Charging Experience (with 11-kW AC charging)

Before buying the car, we’ve already installed a third-party wall-box charger at home (with some bits to make it portable). We have only tried charging with that method so far and have yet to try public AC or DC chargers.

Honestly, with the wallbox installed at home, you barely feel the long hours that it takes charge to 100% with an AC charger, since you’re chilling at home anyway.

For our first documented charging experience with the Hyundai Kona electric e-Max, we utilised an 11-kW AC charger (actually our home wall-box charger hooked up to a triple-phase connection).

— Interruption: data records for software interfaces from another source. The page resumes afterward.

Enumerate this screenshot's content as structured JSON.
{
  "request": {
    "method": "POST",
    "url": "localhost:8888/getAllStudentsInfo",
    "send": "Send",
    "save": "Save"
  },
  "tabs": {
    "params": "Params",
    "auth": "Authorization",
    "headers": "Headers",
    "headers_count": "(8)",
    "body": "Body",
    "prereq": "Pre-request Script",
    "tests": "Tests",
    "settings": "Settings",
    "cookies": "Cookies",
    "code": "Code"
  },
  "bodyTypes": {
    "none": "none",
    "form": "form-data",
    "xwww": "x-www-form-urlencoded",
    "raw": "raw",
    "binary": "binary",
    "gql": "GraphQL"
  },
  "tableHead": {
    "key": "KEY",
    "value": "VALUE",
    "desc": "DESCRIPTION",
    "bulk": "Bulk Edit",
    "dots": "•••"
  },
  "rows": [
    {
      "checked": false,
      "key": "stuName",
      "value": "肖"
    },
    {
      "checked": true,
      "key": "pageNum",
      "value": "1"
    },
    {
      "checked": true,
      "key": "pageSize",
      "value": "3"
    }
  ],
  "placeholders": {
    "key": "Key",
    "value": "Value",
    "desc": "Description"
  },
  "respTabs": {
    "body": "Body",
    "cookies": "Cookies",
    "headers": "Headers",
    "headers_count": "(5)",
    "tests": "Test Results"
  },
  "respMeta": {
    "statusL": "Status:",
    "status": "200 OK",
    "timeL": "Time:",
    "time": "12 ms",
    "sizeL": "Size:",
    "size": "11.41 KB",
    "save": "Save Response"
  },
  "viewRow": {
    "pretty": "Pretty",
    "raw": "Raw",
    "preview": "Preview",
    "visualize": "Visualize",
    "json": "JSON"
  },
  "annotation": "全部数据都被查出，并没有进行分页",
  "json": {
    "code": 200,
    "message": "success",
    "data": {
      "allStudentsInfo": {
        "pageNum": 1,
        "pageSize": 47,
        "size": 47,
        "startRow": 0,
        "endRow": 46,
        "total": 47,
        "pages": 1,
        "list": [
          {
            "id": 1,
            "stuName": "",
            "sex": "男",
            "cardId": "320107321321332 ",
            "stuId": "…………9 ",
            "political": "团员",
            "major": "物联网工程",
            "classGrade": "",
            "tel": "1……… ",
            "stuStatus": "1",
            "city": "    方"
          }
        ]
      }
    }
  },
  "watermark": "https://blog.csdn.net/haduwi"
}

The "ZenCar" charger is actually a third-party wall-box. You can choose to mount it on a wall or you could also treat it like a portable unit (with the right bits)

We managed to charge from 68% to 80% in 58 minutes, extending the range by 58 km (303 km to 356 km).

58 km of range gained in 58 minutes. Mind you this is is from an 11-kW AC charger, not a DC fast charger.

That means with an 11-kW AC charger you can get 1 km of range per minute.

Yes, we should try a DC fast charger, and we’ll do that very soon.

The Kona Electric does come with a 3-pin cable for granny-charging, in case you have no other options.

As for the topic of range, we are yet to test and experience the 484-km WLTP range of the Hyundai Kona Electric. We’ll be testing that in the weeks to come. Perhaps it is time for a road trip after staying at home all this while.

What we can say so far, is that range anxiety has not yet kicked in within our few days of ownership. We’ve always reached home way before depleting the battery.


The Hyundai Kona electric is reasonably priced if you opt for the e-Lite or e-Max variants. The e-Max is a bit pricey, but you have no other choice if you want the larger 64-kWh battery pack with 484 km of range (WLTP).

The price point of the e-Max does make you expect a bit more in the interior department, but I guess you’re paying more to avoid range anxiety.

It is a decent car, it doesn’t attract attention, and it increases the number of ‘beta testers’ for electric cars and EV infrastructures in Malaysia.

Arif Chan
With a deep interest and relevant experiences in the automotive industry, Arif writes about everything automotive. His employment history includes being an automotive engineer, a highway engineer, an alternative-fuel researcher, and a motoring journalist.